A vascular surgeon suggests that patients with diabetes may have so many issues to cover during a 15-minute appointment that they don't mention occasional leg pain.
Diabetes and peripheral artery disease (PAD) hit harder in the African American population, putting them at higher risk of amputations that could be prevented, according to the Society for Vascular Surgery.
African Americans are twice as likely as whites to have PAD, and 1 in 4 older African Americans has diabetes. In a California claims study recently published in the Journal of Vascular Surgery, African Americans who had both diabetes and PAD had the highest rates of preventable amputations.
The study examined patterns in the data from more than 219,547 patients with lower extremity ulcers; of these, 131,731 were associated with diabetes and 36,193 had PAD; 51,623 were associated with both PAD and diabetes.
Both diabetes and PAD create conditions that can lead to amputation. Diabetes causes neuropathy, causing wounds to heal slowly and making it hard to feel pain in the feet; a small sore might seem inconsequential and develop into a serious foot ulcer. PAD, meanwhile, occurs when layers of plaque clog the blood vessels and restrict blood flow. Infections can result, which can lead to conditions like gangrene and, later, amputation.
The data in the California study revealed that men were more adversely affected than women by high amputation rates. “Studies show that African Americans, especially men, may not go to the doctor as often,” said vascular surgeon Katherine Gallagher, MD, of the University of Michigan, in a statement from the Society.
Patients may not mention an occasional pain in their leg during a busy 15-minute doctor’s visit if they have other concerns about their diabetes. “They might get a leg cramp when they go up the stairs, but then the cramp goes away,” Gallagher said. “It’s not typical for a doctor to ask about PAD or check the pulse in the feet.”
In a press release, the Society recommended the following for individuals with diabetes:
· Walk every day.
· Stop smoking.
· Avoid overexertion. If a person with diabetes experiences pain, bring it up at the next doctor’s visit.
· Don’t skip doctor’s visits. If PAD is diagnosed, a referral to a vascular surgeon will be made.
· Keep numbers under control. Take statins as prescribed.
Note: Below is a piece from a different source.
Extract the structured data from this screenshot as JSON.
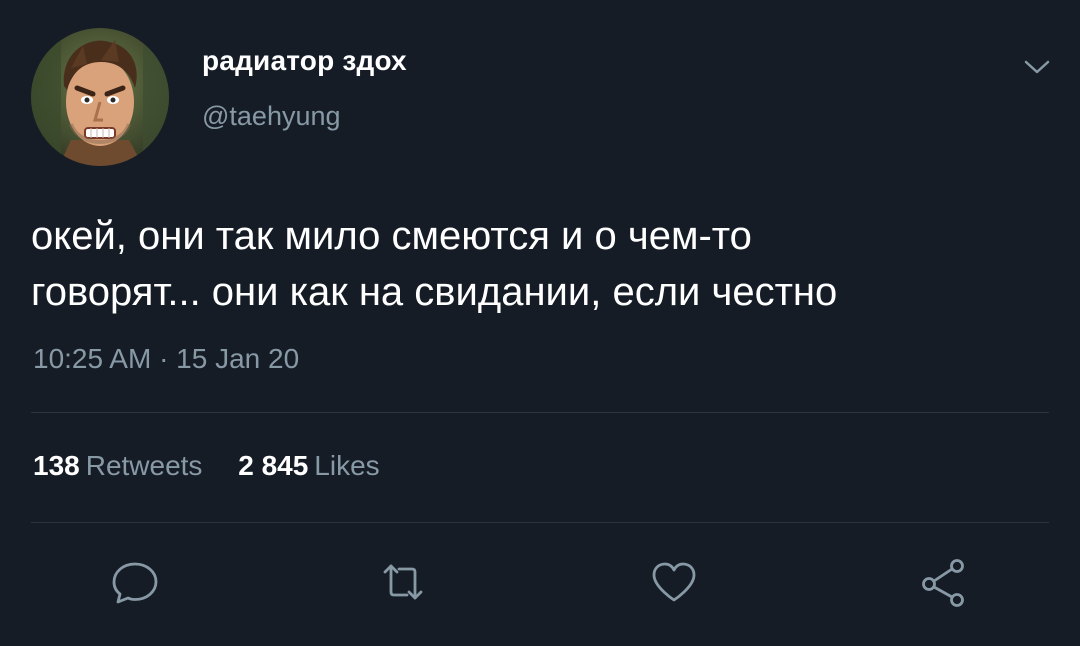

Humphries MD, Brunson A, Chin-Shang L, et al. Amputation trends for patients with lower extremity ulcers due to diabetes and peripheral artery disease using statewide data. J Vasc Surgery 2016;64(6):1747-1755. http://dx.doi.org/10.1016/j.jvs.2016.06.096.